*Aim of the task*. Copy out each line from the material where the word "quality" is found.

*Source material*.
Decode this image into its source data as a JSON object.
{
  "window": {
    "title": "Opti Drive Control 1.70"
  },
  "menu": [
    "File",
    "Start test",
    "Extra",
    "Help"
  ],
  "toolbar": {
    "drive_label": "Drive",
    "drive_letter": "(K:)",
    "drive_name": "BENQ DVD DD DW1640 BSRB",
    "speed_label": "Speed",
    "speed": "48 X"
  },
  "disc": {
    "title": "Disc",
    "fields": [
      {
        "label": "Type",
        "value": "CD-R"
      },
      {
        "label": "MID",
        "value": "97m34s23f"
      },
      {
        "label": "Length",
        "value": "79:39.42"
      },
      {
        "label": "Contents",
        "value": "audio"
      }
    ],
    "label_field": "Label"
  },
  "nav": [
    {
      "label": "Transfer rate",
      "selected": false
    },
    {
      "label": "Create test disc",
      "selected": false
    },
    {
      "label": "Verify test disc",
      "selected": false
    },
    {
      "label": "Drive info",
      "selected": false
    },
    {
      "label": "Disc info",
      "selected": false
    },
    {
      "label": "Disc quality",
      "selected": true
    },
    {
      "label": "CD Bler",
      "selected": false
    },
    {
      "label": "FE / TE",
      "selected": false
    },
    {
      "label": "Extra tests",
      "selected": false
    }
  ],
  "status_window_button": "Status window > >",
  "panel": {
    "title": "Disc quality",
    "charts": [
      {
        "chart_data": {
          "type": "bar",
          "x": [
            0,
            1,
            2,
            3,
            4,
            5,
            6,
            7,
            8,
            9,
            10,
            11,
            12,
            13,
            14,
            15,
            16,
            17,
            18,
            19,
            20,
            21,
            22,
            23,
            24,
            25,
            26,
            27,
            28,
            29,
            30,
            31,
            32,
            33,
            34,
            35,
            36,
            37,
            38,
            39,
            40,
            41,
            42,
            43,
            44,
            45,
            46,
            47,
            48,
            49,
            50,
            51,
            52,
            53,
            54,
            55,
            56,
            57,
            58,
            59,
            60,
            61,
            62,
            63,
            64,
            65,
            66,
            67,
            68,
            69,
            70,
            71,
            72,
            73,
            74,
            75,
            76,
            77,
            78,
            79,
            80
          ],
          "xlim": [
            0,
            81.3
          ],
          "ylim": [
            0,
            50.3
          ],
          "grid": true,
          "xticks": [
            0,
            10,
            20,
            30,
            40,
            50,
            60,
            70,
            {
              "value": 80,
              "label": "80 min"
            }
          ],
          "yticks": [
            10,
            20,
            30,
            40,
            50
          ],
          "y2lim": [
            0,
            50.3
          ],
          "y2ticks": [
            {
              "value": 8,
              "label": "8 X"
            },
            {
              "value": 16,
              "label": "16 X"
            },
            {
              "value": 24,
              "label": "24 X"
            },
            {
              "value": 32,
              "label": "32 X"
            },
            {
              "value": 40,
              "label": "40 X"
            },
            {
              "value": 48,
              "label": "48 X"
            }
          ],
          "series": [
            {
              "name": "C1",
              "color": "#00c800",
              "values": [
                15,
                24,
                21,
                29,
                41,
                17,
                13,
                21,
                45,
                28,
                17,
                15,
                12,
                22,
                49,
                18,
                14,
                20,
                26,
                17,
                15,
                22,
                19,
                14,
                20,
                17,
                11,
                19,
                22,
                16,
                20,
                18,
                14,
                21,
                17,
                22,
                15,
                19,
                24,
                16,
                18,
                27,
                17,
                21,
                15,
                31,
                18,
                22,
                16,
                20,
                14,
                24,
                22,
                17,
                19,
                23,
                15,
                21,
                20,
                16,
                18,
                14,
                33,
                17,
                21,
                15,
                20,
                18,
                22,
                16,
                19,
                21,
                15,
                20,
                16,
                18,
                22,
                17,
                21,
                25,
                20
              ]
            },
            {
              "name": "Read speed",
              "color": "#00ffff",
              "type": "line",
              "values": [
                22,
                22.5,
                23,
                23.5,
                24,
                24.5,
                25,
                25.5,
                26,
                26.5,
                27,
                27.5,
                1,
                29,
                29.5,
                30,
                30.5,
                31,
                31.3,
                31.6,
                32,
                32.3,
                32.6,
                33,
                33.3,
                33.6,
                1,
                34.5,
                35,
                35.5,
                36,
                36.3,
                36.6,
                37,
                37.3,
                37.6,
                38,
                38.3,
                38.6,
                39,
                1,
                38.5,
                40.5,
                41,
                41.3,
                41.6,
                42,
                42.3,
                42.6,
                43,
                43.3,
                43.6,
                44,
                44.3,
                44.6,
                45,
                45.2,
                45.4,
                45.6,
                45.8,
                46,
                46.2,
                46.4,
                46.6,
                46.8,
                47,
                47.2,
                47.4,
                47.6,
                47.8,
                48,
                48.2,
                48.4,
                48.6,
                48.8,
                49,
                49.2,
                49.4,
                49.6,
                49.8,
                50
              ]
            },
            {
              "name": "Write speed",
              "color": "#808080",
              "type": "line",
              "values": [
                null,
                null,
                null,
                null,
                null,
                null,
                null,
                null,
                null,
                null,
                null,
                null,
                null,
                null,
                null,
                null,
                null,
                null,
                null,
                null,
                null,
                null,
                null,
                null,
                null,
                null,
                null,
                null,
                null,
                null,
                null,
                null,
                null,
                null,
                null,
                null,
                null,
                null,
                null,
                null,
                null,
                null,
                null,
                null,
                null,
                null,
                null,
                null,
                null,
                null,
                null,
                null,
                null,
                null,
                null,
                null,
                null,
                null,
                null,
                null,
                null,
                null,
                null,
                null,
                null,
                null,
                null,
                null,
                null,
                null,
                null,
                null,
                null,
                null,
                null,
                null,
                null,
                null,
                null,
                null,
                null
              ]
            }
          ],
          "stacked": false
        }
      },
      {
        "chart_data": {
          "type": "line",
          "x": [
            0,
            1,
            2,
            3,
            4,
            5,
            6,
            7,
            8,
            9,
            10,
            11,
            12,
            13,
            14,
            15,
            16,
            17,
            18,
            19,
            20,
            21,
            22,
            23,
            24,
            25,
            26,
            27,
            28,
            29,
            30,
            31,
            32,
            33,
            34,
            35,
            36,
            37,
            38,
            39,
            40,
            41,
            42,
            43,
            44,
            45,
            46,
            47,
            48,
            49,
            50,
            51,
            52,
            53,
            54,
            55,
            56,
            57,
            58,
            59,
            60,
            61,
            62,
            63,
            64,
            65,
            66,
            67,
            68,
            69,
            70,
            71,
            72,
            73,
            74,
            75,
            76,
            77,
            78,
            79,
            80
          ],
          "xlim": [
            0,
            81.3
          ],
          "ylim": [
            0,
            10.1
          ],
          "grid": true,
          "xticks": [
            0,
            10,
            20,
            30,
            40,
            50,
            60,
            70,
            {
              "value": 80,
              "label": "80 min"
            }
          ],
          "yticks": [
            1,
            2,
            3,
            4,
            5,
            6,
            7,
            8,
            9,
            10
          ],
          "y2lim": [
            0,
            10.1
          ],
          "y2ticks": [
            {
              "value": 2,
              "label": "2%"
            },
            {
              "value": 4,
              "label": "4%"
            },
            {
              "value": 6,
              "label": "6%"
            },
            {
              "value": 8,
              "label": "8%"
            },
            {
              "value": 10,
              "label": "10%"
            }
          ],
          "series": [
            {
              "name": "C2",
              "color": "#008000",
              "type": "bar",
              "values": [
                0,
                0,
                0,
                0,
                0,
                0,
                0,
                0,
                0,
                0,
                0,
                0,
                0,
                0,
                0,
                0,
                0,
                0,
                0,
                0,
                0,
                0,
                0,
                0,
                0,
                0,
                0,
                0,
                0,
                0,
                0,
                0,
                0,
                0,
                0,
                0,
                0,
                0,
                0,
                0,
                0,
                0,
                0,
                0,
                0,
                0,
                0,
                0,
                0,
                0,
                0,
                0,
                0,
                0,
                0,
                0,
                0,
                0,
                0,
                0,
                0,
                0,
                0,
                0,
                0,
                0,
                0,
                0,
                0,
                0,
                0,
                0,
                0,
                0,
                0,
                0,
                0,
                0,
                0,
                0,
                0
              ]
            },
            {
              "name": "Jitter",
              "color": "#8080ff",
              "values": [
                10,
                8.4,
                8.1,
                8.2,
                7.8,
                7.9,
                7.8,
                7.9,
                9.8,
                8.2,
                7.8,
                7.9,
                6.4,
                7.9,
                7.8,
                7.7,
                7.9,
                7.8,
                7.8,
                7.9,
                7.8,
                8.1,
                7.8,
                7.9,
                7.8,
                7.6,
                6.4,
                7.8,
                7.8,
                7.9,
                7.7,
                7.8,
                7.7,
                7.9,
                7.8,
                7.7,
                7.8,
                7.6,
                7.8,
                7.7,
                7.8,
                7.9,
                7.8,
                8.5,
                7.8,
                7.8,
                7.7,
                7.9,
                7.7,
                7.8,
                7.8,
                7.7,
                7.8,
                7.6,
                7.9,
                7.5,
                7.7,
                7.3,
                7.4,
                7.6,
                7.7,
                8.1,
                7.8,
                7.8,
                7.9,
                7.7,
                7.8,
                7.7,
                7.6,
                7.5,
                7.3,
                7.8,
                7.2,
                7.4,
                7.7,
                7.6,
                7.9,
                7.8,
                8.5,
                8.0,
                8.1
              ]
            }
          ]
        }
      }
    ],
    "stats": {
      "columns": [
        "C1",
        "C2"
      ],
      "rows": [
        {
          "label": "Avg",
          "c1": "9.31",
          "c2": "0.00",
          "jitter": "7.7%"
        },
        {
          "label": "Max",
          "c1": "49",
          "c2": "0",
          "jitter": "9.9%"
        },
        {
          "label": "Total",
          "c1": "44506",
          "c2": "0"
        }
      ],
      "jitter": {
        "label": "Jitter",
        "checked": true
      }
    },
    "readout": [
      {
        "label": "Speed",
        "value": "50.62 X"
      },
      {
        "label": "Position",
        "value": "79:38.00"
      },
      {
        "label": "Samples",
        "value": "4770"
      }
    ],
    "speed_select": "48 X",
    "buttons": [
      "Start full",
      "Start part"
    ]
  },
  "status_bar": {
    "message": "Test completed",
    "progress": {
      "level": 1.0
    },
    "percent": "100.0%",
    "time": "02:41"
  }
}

*Task output*.
      "label": "Disc quality",
    "title": "Disc quality",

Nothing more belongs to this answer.